Mansour’s plot expands upon a familiar premise — a young girl growing up and attempting to take the reigns of her life — by setting it in a Lebanese refugee camp for Palestinians. The audience is empathetically enticed, remembering their own struggles to shake off parents’ desires in order to find themselves; here, protagonist Jamila faces the added pressures of a suffocatingly obtuse government, unassailably righteous father and a baccalaureate entry exam that a person must pass on the first try if he or she wants to be one of the purported 20 of every 300 Palestinians who ever makes it out of Lebanon.
Although flaws for this production were few, with an evocative set and quick-paced dialogue, the main one is hard to shake off: Jamila (Tala Ashe) is meant to be 17 years old.

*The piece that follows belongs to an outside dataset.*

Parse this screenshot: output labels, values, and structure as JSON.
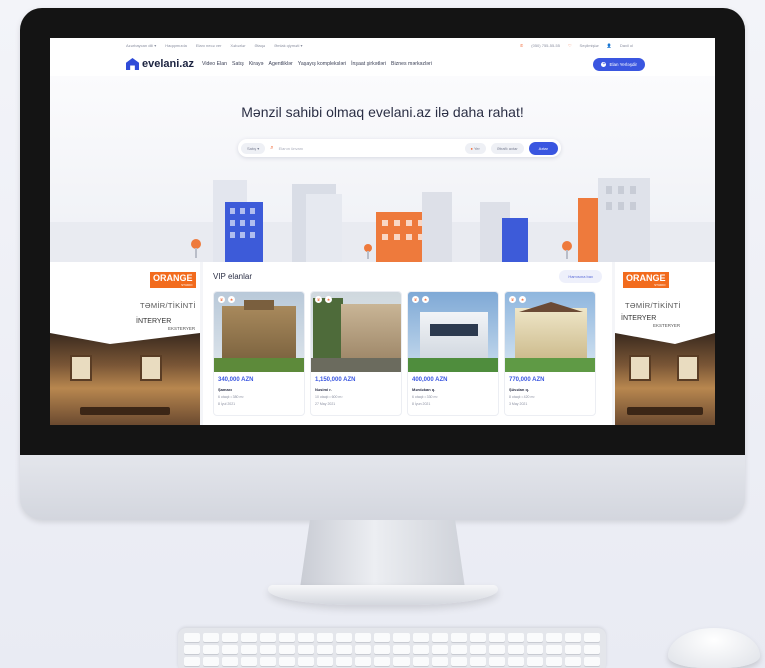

The crux of her struggle is based on matriculating to college and using her intellect as her sole escape route from the tiny, hole-ridden and broken-down hovel she shares with her parents, two uncles and one Baywatch-obsessed, mentally damaged brother, Jul (Omid Abtahi) — whose story is pieced together over the course of 85 minutes (no intermission), to culminate in one of the play’s most moving sequences about the limitations, regrets and losses of the refugee lifestyle.
However, the actress is apparently close to a decade older than her presumed age — and it shows. It’s hard to believe in her naivete, childish outbursts and struggle to be the most mature person in her sphere of influence when she seems like she might be almost more convincing as a younger sister to Jamila’s unfortunately underdeveloped, underused mother (Jacqueline Antaramian).
Even without leaning as heavily as it sometimes does on Woodsworth’s “Tintern Abbey” to convey a sense of a homeland lost and remembered, the play’s characters are touching and believable, the energy is high and the play is steadfastly committed to its human, rather than political, explorations of self-identity.